The article, which has never been published and is available to ORF.at, speaks of "tens of thousands of deaths and the collapse of the healthcare system" if it is not possible to rapidly reduce the number of virus reproductions below one. Even with an "optimistic" assumption, around 6,000 deaths were expected by the end of the year. It was quickly criticized that from an epidemiological point of view it was a "numbers game," it was said that terms were also confused.

Excitement also in Germany

The debate about fear as a strategy to make people aware of the gravity of the situation also existed in Germany - the article leaked there. An internal document of the German Ministry of the Interior discusses communication strategies in addition to other measures. It wrote: "The worst case, with all its consequences for the population in Germany, must be clear, decisive and transparent."

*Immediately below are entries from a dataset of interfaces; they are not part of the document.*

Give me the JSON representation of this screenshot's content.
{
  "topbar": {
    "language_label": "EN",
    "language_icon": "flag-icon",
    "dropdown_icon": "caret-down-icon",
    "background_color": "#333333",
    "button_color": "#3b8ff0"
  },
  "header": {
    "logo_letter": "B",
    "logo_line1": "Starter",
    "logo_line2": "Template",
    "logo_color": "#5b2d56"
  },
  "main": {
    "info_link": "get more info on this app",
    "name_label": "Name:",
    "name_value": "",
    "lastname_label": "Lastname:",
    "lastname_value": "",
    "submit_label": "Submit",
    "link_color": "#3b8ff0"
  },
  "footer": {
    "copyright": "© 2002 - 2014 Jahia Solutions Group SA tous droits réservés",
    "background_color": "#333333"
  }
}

To achieve the "desired shock effect," it was said, for example: "Many seriously ill patients are brought to the hospital by relatives, but rejected and die painfully at home fighting for air. Choking or lack of sufficient air is the cause of primary fear for everyone. "Opposes the belief that children are not affected by this problem:" If they then infect their parents and one of them dies painfully at home - they will feel guilty. For example, they forgot to wash their hands after playing is the most terrible thing a child can experience. "

Finally, "the consequences of damage such as myocardial infarction or lung failure" can also be addressed, even if only "individual case reports" have so far been available. It is not clear to what extent the article was more than a basis for discussion. There is no evidence of concrete implementation of these means of communication.